How to draw with Graphite Pencils for beginners | Learn to draw with graphite pencils

How to draw with Graphite Pencils


Using pencils with graphite is a great way to make pictures look real and full of details. Let’s elaborate on each step to provide more detailed guidance for drawing with graphite:


Gather Your Supplies:
Drawing with graphite begins with assembling the essential tools. Collect a set of graphite pencils with varying levels of hardness, ranging from 6B (soft) to 6H (hard). Additionally, obtain high-quality drawing paper that is smooth and sturdy, an eraser (preferably a kneaded eraser for precision), and a reliable pencil sharpener.

Set Up Your Workspace:
Creating a conducive environment is crucial for a focused drawing session. Find a good spot with lots of light. Use a lamp if you need to. Make sure your table or board is steady and comfy for drawing for a long time.


Choose Your Pencil:
Graphite pencils come in different grades, from soft to hard. Soft pencils (like 6B or 8B) create darker lines, while hard pencils (like 2H or 4H) make lighter lines. Begin with an HB pencil, which offers a balanced combination of hardness and softness. As you progress, experiment with different grades to understand their unique characteristics.

Hold the pencil right:
Adopting the right grip on the pencil enhances control and precision. Hold it gently, not too tight. This helps you move smoothly while you draw. If you squeeze it too hard, it might be harder to draw.

Practice Making Lines:
Learn how to make lines by pressing harder or lighter with your pencil. Soft touches make light lines, while pressing harder makes darker lines. Practice different types of lines to get used to your pencil.


Use Shading Techniques:
Shading introduces depth and dimension to your drawing. Use the side of your pencil for smooth shading. Lightly color for light shadows, press harder for dark ones. This gives different tones to your drawing.

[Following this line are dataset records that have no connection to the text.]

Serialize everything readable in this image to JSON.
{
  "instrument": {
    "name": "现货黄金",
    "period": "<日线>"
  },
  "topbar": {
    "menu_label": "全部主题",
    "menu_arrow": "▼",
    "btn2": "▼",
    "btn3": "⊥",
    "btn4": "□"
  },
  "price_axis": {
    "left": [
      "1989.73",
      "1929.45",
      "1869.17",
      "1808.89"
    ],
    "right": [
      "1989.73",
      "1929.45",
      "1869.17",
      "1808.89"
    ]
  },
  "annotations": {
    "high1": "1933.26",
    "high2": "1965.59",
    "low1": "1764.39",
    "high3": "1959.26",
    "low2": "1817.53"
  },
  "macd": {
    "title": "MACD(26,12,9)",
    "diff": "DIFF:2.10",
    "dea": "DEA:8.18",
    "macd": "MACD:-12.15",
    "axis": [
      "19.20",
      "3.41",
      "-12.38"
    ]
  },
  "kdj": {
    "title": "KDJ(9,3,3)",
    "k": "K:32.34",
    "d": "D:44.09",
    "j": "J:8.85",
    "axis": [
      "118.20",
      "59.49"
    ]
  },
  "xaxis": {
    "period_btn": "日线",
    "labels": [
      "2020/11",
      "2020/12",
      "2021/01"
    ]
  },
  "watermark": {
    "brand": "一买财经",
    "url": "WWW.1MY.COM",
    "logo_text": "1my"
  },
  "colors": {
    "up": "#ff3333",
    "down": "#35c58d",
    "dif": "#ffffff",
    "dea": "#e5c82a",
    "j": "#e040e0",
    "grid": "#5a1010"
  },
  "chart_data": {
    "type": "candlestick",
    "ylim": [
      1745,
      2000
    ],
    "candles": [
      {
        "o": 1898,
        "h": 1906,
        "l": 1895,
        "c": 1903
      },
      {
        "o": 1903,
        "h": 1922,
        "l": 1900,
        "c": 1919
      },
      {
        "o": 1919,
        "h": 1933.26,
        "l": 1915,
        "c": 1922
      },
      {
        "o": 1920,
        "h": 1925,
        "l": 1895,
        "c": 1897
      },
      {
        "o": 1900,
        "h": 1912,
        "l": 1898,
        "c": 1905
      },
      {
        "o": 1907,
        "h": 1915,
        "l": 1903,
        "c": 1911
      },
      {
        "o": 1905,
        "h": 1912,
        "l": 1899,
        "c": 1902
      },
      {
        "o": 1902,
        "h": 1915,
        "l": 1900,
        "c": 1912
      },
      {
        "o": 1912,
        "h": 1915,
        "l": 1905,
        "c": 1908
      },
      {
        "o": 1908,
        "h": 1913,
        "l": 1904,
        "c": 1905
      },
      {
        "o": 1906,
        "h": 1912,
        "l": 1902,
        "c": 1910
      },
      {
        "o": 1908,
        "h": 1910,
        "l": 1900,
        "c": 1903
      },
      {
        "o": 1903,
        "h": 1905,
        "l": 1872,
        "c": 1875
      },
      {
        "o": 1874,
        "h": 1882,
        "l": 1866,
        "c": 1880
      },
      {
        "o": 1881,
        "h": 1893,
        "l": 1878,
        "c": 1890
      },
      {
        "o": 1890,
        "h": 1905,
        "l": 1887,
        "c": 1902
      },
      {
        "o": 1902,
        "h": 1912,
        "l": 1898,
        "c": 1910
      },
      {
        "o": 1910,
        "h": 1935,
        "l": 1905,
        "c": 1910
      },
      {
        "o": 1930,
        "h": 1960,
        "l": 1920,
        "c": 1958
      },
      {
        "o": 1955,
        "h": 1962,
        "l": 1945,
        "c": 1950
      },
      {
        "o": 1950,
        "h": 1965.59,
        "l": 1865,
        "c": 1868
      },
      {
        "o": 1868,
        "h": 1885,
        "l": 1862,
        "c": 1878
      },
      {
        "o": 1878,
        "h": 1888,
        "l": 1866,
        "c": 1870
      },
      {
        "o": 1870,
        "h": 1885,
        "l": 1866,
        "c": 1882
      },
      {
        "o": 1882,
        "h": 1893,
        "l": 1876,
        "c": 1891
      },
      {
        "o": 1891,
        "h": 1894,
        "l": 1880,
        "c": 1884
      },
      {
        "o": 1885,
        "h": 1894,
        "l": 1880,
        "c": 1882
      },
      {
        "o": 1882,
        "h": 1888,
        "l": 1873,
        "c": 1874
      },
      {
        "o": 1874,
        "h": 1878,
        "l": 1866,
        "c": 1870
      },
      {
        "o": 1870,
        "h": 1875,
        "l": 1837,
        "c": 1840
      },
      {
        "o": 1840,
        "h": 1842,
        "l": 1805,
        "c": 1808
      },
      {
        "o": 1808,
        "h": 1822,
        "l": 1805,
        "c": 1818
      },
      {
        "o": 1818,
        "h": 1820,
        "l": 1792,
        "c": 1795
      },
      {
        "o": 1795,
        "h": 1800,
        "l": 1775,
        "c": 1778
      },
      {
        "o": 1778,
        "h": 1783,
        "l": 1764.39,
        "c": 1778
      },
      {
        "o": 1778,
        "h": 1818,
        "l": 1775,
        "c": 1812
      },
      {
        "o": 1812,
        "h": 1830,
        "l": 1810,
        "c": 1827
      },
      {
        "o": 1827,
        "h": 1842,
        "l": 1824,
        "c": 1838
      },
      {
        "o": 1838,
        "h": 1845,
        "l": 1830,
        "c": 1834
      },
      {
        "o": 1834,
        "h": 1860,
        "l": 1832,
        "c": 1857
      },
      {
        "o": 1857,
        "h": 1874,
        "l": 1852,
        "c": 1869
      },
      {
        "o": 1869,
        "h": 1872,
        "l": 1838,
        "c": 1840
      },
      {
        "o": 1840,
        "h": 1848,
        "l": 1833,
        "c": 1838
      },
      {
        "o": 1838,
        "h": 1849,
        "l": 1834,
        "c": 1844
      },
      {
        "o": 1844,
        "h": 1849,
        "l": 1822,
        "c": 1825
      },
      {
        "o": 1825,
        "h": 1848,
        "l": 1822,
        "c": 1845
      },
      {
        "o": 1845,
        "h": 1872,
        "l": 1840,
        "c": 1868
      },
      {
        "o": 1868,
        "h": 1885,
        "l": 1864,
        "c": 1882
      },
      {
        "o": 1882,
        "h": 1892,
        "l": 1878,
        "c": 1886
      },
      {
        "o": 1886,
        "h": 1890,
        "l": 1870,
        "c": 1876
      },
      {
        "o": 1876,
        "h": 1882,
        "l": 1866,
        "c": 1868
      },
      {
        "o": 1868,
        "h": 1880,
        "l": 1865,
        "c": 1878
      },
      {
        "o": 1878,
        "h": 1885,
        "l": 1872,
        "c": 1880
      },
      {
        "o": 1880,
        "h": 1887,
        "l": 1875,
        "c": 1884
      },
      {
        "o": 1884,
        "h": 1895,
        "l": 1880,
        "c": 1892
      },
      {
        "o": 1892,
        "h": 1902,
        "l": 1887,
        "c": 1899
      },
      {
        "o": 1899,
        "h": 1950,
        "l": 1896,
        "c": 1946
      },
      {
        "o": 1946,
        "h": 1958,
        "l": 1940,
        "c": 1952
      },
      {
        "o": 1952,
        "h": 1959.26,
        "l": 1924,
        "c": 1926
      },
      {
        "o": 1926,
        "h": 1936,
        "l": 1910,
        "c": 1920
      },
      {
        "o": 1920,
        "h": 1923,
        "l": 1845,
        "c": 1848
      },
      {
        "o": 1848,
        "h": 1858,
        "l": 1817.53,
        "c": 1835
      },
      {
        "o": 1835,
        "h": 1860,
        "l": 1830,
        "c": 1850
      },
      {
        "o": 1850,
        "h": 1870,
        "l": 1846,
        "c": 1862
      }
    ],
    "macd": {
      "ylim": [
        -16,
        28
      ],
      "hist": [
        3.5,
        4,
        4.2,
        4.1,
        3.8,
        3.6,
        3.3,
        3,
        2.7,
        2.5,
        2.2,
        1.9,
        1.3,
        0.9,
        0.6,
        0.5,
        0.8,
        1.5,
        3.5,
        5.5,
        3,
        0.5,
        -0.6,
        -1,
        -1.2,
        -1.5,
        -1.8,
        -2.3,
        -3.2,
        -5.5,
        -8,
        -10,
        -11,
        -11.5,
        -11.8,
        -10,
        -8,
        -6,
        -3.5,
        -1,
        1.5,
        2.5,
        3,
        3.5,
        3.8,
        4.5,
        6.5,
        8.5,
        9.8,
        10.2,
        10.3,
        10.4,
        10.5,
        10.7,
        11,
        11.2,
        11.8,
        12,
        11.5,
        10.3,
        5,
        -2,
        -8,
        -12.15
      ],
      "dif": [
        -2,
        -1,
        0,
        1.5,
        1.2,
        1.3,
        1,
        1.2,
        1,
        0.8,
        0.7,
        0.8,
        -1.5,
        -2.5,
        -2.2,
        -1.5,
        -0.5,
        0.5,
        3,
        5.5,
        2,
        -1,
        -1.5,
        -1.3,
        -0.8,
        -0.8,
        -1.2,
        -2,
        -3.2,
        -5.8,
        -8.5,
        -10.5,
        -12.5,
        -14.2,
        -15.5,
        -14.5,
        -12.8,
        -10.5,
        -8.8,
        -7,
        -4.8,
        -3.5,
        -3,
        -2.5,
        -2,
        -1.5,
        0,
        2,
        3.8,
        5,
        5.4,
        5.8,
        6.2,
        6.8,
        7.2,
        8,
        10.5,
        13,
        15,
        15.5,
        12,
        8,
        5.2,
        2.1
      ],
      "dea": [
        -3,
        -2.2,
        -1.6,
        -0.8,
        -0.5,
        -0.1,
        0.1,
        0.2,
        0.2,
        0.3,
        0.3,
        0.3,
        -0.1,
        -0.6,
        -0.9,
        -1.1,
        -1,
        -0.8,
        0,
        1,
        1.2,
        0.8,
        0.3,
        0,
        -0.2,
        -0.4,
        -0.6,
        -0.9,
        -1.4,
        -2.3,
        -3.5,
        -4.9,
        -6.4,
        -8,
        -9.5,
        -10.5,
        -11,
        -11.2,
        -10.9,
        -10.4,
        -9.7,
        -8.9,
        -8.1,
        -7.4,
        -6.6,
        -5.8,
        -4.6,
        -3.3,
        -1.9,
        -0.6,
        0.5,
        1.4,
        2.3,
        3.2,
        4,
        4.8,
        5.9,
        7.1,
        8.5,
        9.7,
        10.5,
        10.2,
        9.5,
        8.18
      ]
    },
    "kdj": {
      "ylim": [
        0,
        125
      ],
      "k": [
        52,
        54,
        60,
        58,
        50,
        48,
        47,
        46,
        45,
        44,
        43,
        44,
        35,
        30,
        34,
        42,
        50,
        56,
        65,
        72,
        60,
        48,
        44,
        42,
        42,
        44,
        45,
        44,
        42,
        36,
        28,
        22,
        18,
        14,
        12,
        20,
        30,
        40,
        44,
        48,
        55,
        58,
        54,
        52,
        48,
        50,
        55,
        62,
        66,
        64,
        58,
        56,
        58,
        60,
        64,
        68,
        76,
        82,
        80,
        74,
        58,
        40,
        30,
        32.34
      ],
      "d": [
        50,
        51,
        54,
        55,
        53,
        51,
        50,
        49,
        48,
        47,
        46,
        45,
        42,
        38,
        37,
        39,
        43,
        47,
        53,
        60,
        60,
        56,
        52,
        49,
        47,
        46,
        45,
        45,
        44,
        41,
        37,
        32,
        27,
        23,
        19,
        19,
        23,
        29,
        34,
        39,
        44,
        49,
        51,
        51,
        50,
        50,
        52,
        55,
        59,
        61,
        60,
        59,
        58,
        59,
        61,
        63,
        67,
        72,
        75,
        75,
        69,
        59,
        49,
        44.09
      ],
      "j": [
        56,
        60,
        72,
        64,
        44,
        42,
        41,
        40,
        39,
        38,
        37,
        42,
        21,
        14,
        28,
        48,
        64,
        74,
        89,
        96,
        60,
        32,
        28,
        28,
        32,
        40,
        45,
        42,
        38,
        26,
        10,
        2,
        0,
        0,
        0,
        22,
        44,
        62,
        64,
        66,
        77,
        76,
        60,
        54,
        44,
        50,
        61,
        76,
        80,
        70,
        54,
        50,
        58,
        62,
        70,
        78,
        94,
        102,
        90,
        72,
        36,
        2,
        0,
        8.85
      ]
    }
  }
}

Begin with simple shapes:
Start your drawing by making basic shapes that look like the main parts of what you’re drawing. Use circles, squares, triangles, and ovals as a starting point for your detailed picture.


Blend with Your Finger or a Tortillon:
To achieve seamless transitions between different shades, consider using your finger or a blending tool called a tortillon. Gently smudge the graphite to create a soft, cohesive appearance.


Fix mistakes with an eraser:
It’s okay to make mistakes when you’re drawing. Use an eraser, especially a soft one called a kneaded eraser, to clean up edges, remove extra pencil marks, and make small changes.


Getting really good at drawing with pencils takes time and practice. Don’t rush it. Keep learning and be patient with yourself. You’ll become a better artist over time.